In the data below, find every line with the word "JSON" and copy it out.
Start of THE RECORDS
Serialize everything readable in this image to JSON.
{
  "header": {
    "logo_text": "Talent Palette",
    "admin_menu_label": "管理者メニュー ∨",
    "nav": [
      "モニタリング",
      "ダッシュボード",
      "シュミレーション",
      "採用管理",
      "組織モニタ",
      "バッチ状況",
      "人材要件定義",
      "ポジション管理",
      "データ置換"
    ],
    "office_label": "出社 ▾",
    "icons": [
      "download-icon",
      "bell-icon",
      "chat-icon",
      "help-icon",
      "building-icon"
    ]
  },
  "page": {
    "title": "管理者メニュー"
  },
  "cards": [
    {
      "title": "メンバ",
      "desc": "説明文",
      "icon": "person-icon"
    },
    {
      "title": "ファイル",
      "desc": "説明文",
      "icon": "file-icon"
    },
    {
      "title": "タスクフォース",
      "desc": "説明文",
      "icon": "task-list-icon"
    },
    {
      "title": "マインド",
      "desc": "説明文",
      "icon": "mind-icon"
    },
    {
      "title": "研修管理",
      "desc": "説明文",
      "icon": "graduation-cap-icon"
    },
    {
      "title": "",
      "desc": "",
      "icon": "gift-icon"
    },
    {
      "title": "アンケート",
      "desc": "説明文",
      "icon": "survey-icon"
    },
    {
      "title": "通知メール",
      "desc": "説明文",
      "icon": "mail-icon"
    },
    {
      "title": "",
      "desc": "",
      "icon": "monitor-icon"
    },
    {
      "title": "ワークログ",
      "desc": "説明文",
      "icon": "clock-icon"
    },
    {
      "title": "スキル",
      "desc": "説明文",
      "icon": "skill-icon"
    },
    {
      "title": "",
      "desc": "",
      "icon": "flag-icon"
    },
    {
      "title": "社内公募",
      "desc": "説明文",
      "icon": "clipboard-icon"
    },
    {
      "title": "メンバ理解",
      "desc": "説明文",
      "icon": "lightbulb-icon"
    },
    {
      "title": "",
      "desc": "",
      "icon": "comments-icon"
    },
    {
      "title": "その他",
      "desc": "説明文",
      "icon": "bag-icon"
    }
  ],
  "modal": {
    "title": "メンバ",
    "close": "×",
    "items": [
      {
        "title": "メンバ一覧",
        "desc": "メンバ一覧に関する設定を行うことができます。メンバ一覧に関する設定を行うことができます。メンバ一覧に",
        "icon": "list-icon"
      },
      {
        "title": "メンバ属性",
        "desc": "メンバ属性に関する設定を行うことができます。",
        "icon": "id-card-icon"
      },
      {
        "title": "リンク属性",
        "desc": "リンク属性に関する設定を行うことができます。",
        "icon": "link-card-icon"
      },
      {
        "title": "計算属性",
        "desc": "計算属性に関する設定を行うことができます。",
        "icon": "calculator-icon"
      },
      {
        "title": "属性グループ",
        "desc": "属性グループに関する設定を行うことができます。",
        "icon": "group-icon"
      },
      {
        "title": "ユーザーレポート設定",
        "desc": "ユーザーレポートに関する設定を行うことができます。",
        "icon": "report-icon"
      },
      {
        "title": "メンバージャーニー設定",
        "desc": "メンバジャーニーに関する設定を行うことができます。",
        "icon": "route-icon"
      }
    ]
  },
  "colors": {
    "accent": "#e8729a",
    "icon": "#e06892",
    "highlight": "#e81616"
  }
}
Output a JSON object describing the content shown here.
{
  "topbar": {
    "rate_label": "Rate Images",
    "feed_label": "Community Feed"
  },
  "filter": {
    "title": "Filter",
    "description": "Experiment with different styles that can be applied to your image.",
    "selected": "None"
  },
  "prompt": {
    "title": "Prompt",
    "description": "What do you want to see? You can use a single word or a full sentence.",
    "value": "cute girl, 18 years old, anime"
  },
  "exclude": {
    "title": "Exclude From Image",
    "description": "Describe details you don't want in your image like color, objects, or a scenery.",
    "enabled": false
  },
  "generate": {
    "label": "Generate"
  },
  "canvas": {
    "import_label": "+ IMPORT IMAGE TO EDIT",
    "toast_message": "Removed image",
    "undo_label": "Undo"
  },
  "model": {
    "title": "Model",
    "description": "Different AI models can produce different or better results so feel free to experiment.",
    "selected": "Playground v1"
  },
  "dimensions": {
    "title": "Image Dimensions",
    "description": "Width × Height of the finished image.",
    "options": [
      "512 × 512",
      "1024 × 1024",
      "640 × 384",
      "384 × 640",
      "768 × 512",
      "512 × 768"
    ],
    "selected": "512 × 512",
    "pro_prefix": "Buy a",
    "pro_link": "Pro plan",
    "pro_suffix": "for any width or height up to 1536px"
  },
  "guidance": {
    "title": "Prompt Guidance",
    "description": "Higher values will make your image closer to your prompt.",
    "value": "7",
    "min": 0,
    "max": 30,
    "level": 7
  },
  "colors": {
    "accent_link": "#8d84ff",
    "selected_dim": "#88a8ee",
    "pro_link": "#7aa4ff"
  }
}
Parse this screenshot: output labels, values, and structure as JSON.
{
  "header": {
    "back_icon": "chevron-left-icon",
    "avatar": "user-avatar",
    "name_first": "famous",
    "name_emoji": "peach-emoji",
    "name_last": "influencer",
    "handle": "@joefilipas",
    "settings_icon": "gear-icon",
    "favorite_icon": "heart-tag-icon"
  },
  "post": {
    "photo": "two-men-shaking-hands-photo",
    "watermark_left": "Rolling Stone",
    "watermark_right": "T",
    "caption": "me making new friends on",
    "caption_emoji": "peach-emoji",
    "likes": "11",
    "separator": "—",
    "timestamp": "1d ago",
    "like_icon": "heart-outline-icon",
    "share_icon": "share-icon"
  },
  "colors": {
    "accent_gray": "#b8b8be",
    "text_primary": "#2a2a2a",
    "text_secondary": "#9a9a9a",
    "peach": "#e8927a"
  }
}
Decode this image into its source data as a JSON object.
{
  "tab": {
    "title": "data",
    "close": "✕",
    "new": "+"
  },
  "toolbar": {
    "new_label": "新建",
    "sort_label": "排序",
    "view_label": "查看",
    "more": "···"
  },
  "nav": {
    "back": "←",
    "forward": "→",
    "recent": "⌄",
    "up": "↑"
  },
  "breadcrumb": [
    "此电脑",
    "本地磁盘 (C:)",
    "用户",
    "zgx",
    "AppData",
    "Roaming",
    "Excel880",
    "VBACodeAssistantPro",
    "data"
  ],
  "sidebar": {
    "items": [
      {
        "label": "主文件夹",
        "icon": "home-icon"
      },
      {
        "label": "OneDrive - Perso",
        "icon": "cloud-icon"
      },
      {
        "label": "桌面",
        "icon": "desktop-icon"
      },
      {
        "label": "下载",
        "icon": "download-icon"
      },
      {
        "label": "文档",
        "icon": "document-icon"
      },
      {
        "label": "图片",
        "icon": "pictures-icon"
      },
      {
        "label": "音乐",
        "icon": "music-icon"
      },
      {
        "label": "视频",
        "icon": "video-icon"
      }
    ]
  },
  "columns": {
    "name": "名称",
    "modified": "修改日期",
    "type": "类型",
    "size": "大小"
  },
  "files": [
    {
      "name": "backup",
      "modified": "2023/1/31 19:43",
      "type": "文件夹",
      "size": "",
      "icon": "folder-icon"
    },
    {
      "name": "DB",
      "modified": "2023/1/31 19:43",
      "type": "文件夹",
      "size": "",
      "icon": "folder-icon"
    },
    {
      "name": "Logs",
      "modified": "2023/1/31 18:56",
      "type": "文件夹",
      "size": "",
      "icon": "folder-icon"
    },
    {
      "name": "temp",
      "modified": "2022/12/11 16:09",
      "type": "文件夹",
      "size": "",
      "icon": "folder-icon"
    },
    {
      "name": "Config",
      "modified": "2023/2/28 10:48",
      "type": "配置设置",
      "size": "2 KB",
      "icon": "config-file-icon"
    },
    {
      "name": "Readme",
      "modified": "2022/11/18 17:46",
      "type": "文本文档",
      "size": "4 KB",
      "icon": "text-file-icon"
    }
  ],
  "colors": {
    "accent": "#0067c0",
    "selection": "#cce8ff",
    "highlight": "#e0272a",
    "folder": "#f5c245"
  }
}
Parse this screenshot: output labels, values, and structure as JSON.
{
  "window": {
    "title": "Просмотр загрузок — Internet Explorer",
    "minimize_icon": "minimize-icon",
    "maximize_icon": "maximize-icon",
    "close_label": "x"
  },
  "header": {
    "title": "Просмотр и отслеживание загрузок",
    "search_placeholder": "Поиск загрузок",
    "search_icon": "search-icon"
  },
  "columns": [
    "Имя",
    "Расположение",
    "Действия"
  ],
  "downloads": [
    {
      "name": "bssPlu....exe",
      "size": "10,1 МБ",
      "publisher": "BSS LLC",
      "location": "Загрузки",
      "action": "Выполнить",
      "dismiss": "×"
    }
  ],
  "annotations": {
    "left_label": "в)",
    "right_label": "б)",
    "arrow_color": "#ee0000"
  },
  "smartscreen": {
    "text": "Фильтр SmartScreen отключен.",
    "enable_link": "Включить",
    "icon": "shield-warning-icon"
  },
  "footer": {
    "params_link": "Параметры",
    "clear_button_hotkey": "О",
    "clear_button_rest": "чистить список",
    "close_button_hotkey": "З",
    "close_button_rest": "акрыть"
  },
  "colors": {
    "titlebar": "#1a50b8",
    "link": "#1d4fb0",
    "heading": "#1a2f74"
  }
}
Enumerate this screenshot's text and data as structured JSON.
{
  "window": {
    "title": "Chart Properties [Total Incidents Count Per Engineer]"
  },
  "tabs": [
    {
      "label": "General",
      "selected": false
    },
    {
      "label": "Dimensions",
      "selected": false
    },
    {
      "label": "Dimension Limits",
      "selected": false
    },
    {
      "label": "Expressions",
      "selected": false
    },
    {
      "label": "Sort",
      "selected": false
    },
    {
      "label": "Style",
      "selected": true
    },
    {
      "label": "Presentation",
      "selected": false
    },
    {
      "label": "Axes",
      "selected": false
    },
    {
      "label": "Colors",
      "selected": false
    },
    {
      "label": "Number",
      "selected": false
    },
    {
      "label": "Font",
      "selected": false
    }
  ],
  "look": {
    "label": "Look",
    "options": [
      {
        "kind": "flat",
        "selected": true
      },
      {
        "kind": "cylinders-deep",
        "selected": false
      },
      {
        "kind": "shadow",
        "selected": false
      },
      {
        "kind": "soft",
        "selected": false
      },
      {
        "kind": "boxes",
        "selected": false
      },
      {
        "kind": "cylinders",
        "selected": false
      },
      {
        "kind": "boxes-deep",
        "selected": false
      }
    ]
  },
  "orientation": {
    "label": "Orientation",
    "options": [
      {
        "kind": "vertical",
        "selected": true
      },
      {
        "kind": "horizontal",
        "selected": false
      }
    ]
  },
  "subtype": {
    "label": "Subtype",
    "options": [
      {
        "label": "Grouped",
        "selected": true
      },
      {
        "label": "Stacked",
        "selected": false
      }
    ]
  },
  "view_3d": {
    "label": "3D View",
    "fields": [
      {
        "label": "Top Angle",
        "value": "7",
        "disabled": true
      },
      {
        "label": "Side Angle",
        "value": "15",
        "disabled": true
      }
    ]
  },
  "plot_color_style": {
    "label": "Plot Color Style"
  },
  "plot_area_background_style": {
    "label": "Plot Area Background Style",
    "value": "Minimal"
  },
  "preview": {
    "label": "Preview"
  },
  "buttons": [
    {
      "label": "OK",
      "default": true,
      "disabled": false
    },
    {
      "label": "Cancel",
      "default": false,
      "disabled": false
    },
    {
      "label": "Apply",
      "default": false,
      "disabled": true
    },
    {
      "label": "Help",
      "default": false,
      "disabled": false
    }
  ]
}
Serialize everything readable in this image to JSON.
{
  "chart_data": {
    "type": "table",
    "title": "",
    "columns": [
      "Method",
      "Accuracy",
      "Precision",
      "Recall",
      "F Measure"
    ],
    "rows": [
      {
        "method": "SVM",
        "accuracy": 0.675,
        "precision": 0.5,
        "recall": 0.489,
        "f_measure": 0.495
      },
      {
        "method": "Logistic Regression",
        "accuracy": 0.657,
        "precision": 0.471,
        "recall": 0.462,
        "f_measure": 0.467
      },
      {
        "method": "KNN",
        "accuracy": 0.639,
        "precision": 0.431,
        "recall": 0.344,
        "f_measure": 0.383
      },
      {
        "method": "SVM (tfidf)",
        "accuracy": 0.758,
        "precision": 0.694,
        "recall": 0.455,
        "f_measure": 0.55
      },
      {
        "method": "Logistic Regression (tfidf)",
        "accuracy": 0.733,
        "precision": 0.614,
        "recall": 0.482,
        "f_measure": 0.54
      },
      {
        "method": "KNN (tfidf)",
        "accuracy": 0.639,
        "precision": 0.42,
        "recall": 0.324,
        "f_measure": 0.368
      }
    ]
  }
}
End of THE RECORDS
RESULT OF THE TASK
Serialize everything readable in this image to JSON.
Output a JSON object describing the content shown here.
Parse this screenshot: output labels, values, and structure as JSON.
Decode this image into its source data as a JSON object.
Parse this screenshot: output labels, values, and structure as JSON.
Enumerate this screenshot's text and data as structured JSON.
Serialize everything readable in this image to JSON.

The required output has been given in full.